=== Your goal ===
Copy out all the entries shown below, exactly as they appear.

################

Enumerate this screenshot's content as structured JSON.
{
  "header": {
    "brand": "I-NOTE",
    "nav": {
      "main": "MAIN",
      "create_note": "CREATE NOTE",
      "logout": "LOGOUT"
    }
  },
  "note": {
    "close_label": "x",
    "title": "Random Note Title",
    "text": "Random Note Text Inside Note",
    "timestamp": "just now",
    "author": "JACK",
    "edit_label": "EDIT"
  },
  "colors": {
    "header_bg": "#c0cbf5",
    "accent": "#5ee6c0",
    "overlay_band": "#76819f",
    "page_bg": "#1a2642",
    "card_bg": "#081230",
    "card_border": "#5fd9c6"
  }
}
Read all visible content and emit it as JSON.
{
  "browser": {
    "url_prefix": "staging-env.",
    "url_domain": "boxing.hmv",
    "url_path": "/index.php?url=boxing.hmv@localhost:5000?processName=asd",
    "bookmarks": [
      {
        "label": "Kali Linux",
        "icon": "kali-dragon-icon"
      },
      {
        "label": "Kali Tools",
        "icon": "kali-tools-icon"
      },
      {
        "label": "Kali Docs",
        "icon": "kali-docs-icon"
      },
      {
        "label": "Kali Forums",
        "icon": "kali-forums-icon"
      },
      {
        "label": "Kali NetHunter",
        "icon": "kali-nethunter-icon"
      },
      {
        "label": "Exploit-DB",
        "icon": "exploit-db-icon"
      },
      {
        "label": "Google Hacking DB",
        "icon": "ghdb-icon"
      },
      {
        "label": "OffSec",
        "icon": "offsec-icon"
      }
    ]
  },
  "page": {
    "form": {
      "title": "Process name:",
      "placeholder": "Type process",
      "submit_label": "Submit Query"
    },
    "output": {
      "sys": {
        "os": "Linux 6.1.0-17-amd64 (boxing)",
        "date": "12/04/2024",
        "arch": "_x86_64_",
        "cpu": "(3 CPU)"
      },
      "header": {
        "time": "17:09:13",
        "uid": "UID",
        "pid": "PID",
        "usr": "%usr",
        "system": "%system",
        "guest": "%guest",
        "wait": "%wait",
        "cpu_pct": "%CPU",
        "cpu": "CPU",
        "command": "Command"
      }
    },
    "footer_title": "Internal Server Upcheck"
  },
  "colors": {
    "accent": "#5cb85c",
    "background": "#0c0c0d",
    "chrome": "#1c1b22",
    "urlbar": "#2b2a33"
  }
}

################

=== Task result ===
Enumerate this screenshot's content as structured JSON.
{
  "header": {
    "brand": "I-NOTE",
    "nav": {
      "main": "MAIN",
      "create_note": "CREATE NOTE",
      "logout": "LOGOUT"
    }
  },
  "note": {
    "close_label": "x",
    "title": "Random Note Title",
    "text": "Random Note Text Inside Note",
    "timestamp": "just now",
    "author": "JACK",
    "edit_label": "EDIT"
  },
  "colors": {
    "header_bg": "#c0cbf5",
    "accent": "#5ee6c0",
    "overlay_band": "#76819f",
    "page_bg": "#1a2642",
    "card_bg": "#081230",
    "card_border": "#5fd9c6"
  }
}
Read all visible content and emit it as JSON.
{
  "browser": {
    "url_prefix": "staging-env.",
    "url_domain": "boxing.hmv",
    "url_path": "/index.php?url=boxing.hmv@localhost:5000?processName=asd",
    "bookmarks": [
      {
        "label": "Kali Linux",
        "icon": "kali-dragon-icon"
      },
      {
        "label": "Kali Tools",
        "icon": "kali-tools-icon"
      },
      {
        "label": "Kali Docs",
        "icon": "kali-docs-icon"
      },
      {
        "label": "Kali Forums",
        "icon": "kali-forums-icon"
      },
      {
        "label": "Kali NetHunter",
        "icon": "kali-nethunter-icon"
      },
      {
        "label": "Exploit-DB",
        "icon": "exploit-db-icon"
      },
      {
        "label": "Google Hacking DB",
        "icon": "ghdb-icon"
      },
      {
        "label": "OffSec",
        "icon": "offsec-icon"
      }
    ]
  },
  "page": {
    "form": {
      "title": "Process name:",
      "placeholder": "Type process",
      "submit_label": "Submit Query"
    },
    "output": {
      "sys": {
        "os": "Linux 6.1.0-17-amd64 (boxing)",
        "date": "12/04/2024",
        "arch": "_x86_64_",
        "cpu": "(3 CPU)"
      },
      "header": {
        "time": "17:09:13",
        "uid": "UID",
        "pid": "PID",
        "usr": "%usr",
        "system": "%system",
        "guest": "%guest",
        "wait": "%wait",
        "cpu_pct": "%CPU",
        "cpu": "CPU",
        "command": "Command"
      }
    },
    "footer_title": "Internal Server Upcheck"
  },
  "colors": {
    "accent": "#5cb85c",
    "background": "#0c0c0d",
    "chrome": "#1c1b22",
    "urlbar": "#2b2a33"
  }
}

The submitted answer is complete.